Problem to work on: Reproduce the records below exactly, but leave their pictures out of the copy.

Task material:
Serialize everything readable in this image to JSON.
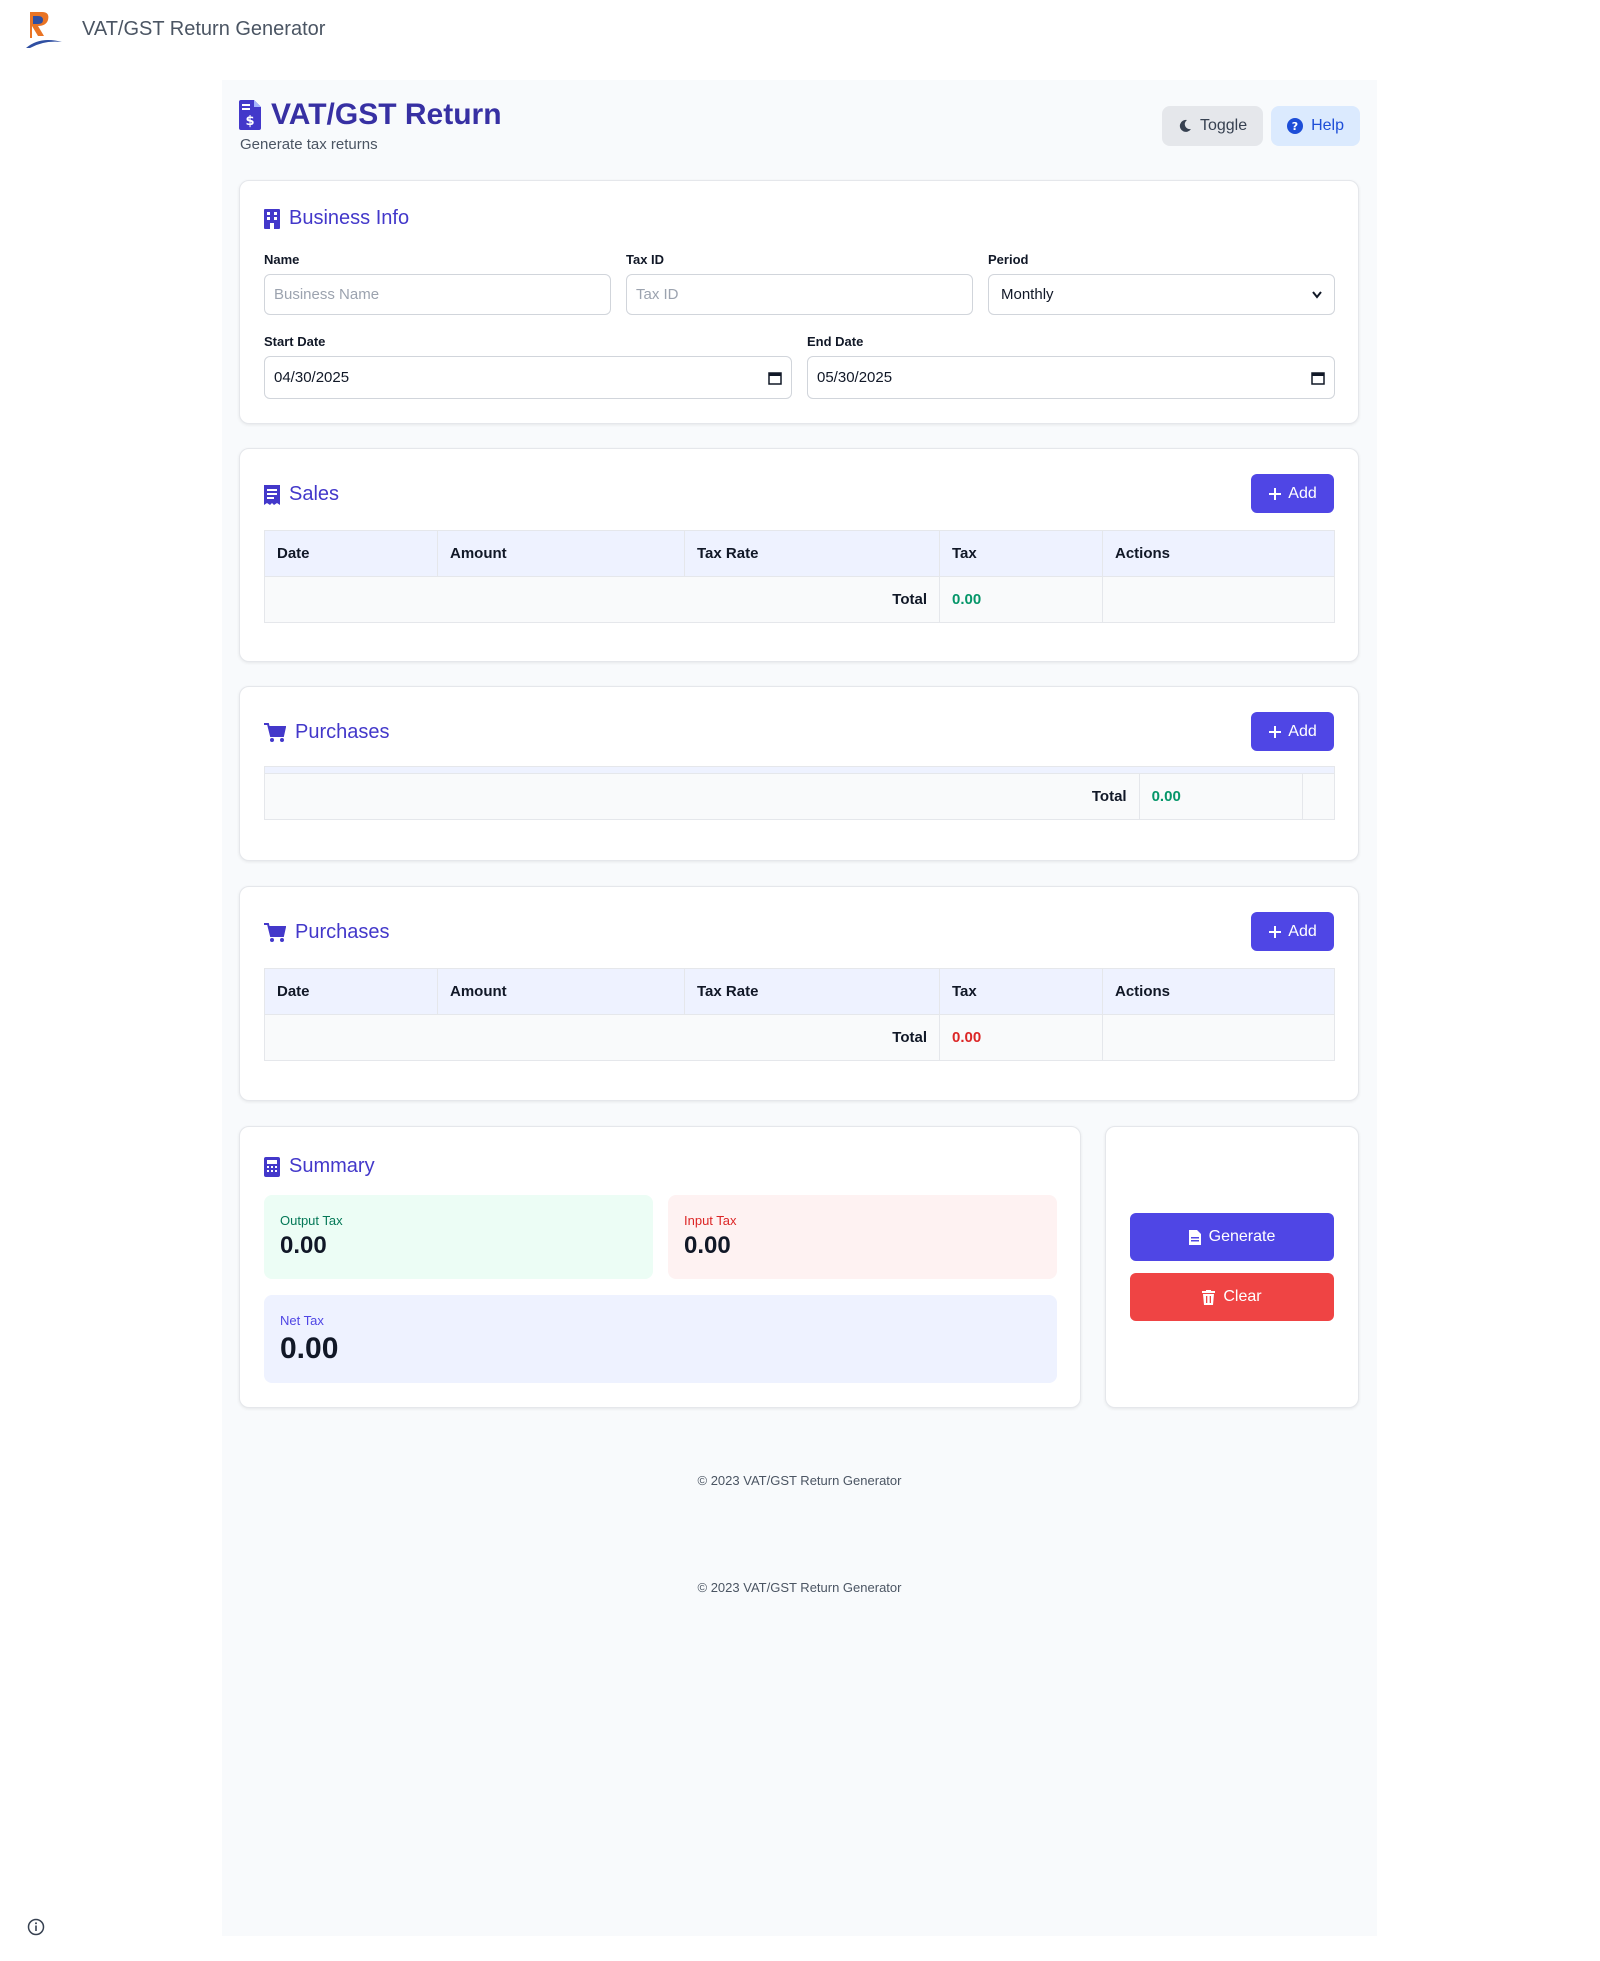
{
  "browser": {
    "app_title": "VAT/GST Return Generator"
  },
  "header": {
    "title": "VAT/GST Return",
    "subtitle": "Generate tax returns",
    "toggle_label": "Toggle",
    "help_label": "Help"
  },
  "business_info": {
    "title": "Business Info",
    "name_label": "Name",
    "name_placeholder": "Business Name",
    "taxid_label": "Tax ID",
    "taxid_placeholder": "Tax ID",
    "period_label": "Period",
    "period_value": "Monthly",
    "start_label": "Start Date",
    "start_value": "04/30/2025",
    "end_label": "End Date",
    "end_value": "05/30/2025"
  },
  "sales": {
    "title": "Sales",
    "add_label": "Add",
    "columns": [
      "Date",
      "Amount",
      "Tax Rate",
      "Tax",
      "Actions"
    ],
    "total_label": "Total",
    "total_value": "0.00"
  },
  "purchases_1": {
    "title": "Purchases",
    "add_label": "Add",
    "total_label": "Total",
    "total_value": "0.00"
  },
  "purchases_2": {
    "title": "Purchases",
    "add_label": "Add",
    "columns": [
      "Date",
      "Amount",
      "Tax Rate",
      "Tax",
      "Actions"
    ],
    "total_label": "Total",
    "total_value": "0.00"
  },
  "summary": {
    "title": "Summary",
    "output_label": "Output Tax",
    "output_value": "0.00",
    "input_label": "Input Tax",
    "input_value": "0.00",
    "net_label": "Net Tax",
    "net_value": "0.00"
  },
  "actions": {
    "generate_label": "Generate",
    "clear_label": "Clear"
  },
  "footer": {
    "text_1": "© 2023 VAT/GST Return Generator",
    "text_2": "© 2023 VAT/GST Return Generator"
  },
  "colors": {
    "primary": "#4f46e5",
    "title": "#3730a3",
    "danger": "#ef4444",
    "positive": "#059669",
    "negative": "#dc2626"
  }
}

Solution to this task:
Serialize everything readable in this image to JSON.
{
  "browser": {
    "app_title": "VAT/GST Return Generator"
  },
  "header": {
    "title": "VAT/GST Return",
    "subtitle": "Generate tax returns",
    "toggle_label": "Toggle",
    "help_label": "Help"
  },
  "business_info": {
    "title": "Business Info",
    "name_label": "Name",
    "name_placeholder": "Business Name",
    "taxid_label": "Tax ID",
    "taxid_placeholder": "Tax ID",
    "period_label": "Period",
    "period_value": "Monthly",
    "start_label": "Start Date",
    "start_value": "04/30/2025",
    "end_label": "End Date",
    "end_value": "05/30/2025"
  },
  "sales": {
    "title": "Sales",
    "add_label": "Add",
    "columns": [
      "Date",
      "Amount",
      "Tax Rate",
      "Tax",
      "Actions"
    ],
    "total_label": "Total",
    "total_value": "0.00"
  },
  "purchases_1": {
    "title": "Purchases",
    "add_label": "Add",
    "total_label": "Total",
    "total_value": "0.00"
  },
  "purchases_2": {
    "title": "Purchases",
    "add_label": "Add",
    "columns": [
      "Date",
      "Amount",
      "Tax Rate",
      "Tax",
      "Actions"
    ],
    "total_label": "Total",
    "total_value": "0.00"
  },
  "summary": {
    "title": "Summary",
    "output_label": "Output Tax",
    "output_value": "0.00",
    "input_label": "Input Tax",
    "input_value": "0.00",
    "net_label": "Net Tax",
    "net_value": "0.00"
  },
  "actions": {
    "generate_label": "Generate",
    "clear_label": "Clear"
  },
  "footer": {
    "text_1": "© 2023 VAT/GST Return Generator",
    "text_2": "© 2023 VAT/GST Return Generator"
  },
  "colors": {
    "primary": "#4f46e5",
    "title": "#3730a3",
    "danger": "#ef4444",
    "positive": "#059669",
    "negative": "#dc2626"
  }
}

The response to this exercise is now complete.